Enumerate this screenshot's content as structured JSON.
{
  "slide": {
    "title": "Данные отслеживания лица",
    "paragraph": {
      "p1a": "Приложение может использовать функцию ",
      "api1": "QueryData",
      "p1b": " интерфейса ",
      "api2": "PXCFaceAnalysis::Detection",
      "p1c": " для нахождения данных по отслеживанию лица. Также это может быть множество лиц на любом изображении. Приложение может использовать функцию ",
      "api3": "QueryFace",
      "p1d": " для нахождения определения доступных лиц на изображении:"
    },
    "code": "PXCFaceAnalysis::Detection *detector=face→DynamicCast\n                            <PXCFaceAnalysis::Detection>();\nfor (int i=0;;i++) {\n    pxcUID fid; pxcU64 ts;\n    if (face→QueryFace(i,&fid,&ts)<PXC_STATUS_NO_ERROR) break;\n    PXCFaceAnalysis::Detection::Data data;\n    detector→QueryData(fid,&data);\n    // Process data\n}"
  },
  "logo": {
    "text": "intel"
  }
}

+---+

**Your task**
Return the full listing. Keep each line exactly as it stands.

**Written response**
Enumerate this screenshot's content as structured JSON.
{
  "slide": {
    "title": "Данные отслеживания лица",
    "paragraph": {
      "p1a": "Приложение может использовать функцию ",
      "api1": "QueryData",
      "p1b": " интерфейса ",
      "api2": "PXCFaceAnalysis::Detection",
      "p1c": " для нахождения данных по отслеживанию лица. Также это может быть множество лиц на любом изображении. Приложение может использовать функцию ",
      "api3": "QueryFace",
      "p1d": " для нахождения определения доступных лиц на изображении:"
    },
    "code": "PXCFaceAnalysis::Detection *detector=face→DynamicCast\n                            <PXCFaceAnalysis::Detection>();\nfor (int i=0;;i++) {\n    pxcUID fid; pxcU64 ts;\n    if (face→QueryFace(i,&fid,&ts)<PXC_STATUS_NO_ERROR) break;\n    PXCFaceAnalysis::Detection::Data data;\n    detector→QueryData(fid,&data);\n    // Process data\n}"
  },
  "logo": {
    "text": "intel"
  }
}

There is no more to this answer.